Across the records that follow, determine how many lines contain "this" and give only the resulting number.

DATASET CONTENT:
========================================================================

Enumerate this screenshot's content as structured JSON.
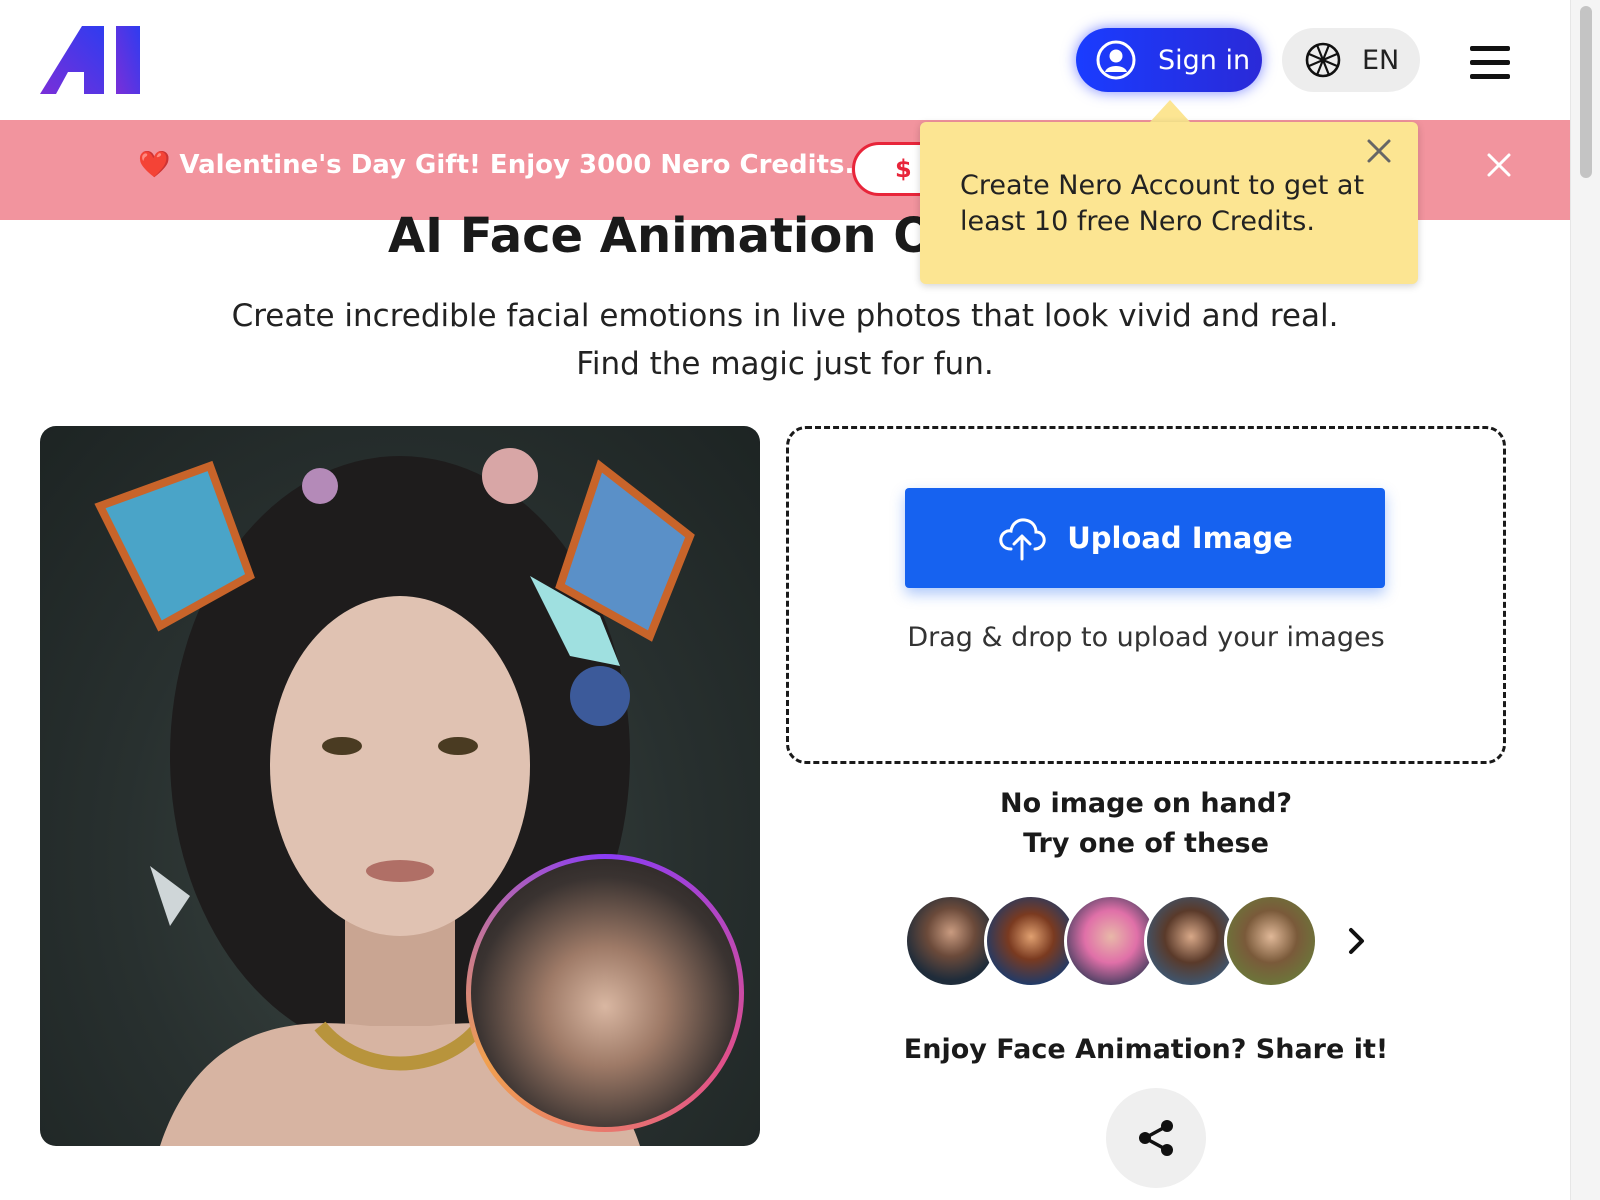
{
  "header": {
    "logo_text": "AI",
    "signin_label": "Sign in",
    "lang_label": "EN"
  },
  "banner": {
    "text": "❤️ Valentine's Day Gift! Enjoy 3000 Nero Credits.❤️",
    "button_label": "$ 0"
  },
  "tooltip": {
    "text": "Create Nero Account to get at least 10 free Nero Credits."
  },
  "hero": {
    "title": "AI Face Animation Onl",
    "subtitle": "Create incredible facial emotions in live photos that look vivid and real. Find the magic just for fun."
  },
  "upload": {
    "button_label": "Upload Image",
    "drag_text": "Drag & drop to upload your images"
  },
  "samples": {
    "heading_line1": "No image on hand?",
    "heading_line2": "Try one of these",
    "count": 5
  },
  "share": {
    "text": "Enjoy Face Animation? Share it!"
  },
  "colors": {
    "accent_blue": "#1662f0",
    "signin_blue": "#1a3cff",
    "banner_pink": "#f2949e",
    "tooltip_yellow": "#fce592",
    "badge_red": "#e8253a"
  },
  "icons": [
    "ai-logo",
    "user-icon",
    "globe-icon",
    "hamburger-menu-icon",
    "close-icon",
    "cloud-upload-icon",
    "chevron-right-icon",
    "share-icon"
  ]
}
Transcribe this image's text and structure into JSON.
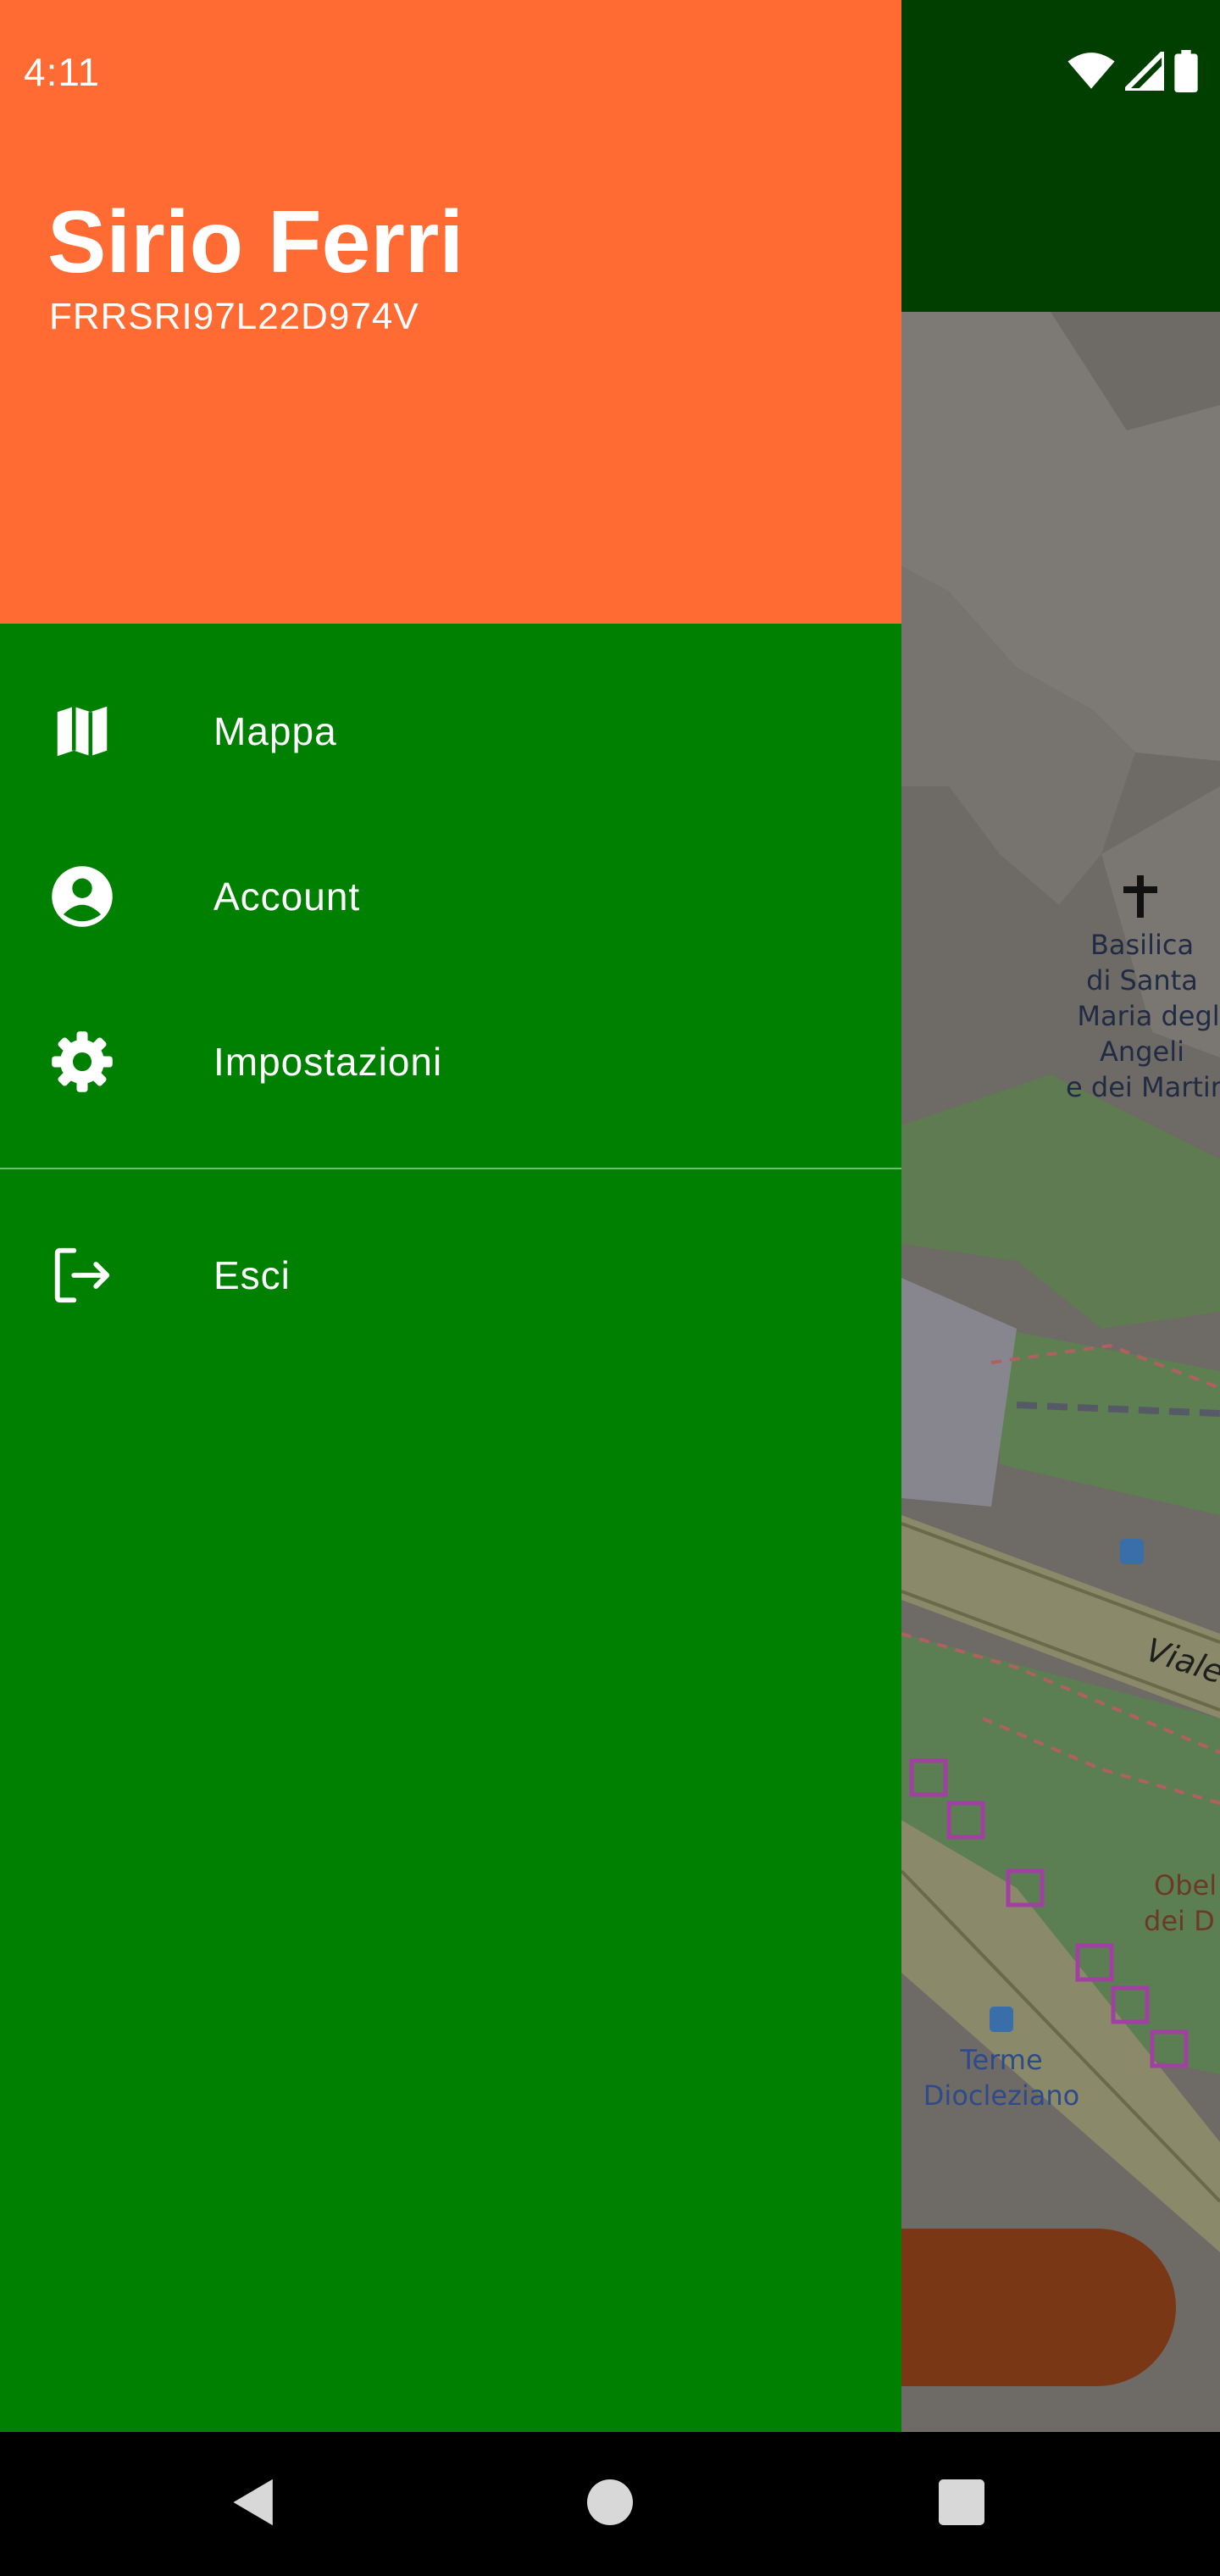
{
  "status_bar": {
    "time": "4:11",
    "icons": [
      "wifi-icon",
      "signal-icon",
      "battery-icon"
    ]
  },
  "drawer": {
    "header": {
      "name": "Sirio Ferri",
      "code": "FRRSRI97L22D974V",
      "background": "#ff6b33"
    },
    "background": "#008000",
    "items": [
      {
        "label": "Mappa",
        "icon": "map-icon"
      },
      {
        "label": "Account",
        "icon": "account-circle-icon"
      },
      {
        "label": "Impostazioni",
        "icon": "gear-icon"
      }
    ],
    "logout": {
      "label": "Esci",
      "icon": "logout-icon"
    }
  },
  "map": {
    "labels": {
      "basilica": [
        "Basilica",
        "di Santa",
        "Maria degli",
        "Angeli",
        "e dei Martir"
      ],
      "street": "Viale",
      "obelisk": [
        "Obel",
        "dei D"
      ],
      "terme": [
        "Terme",
        "Diocleziano"
      ]
    }
  },
  "nav_bar": {
    "buttons": [
      "back-icon",
      "home-icon",
      "recents-icon"
    ]
  }
}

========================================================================

ANSWER SECTION: 2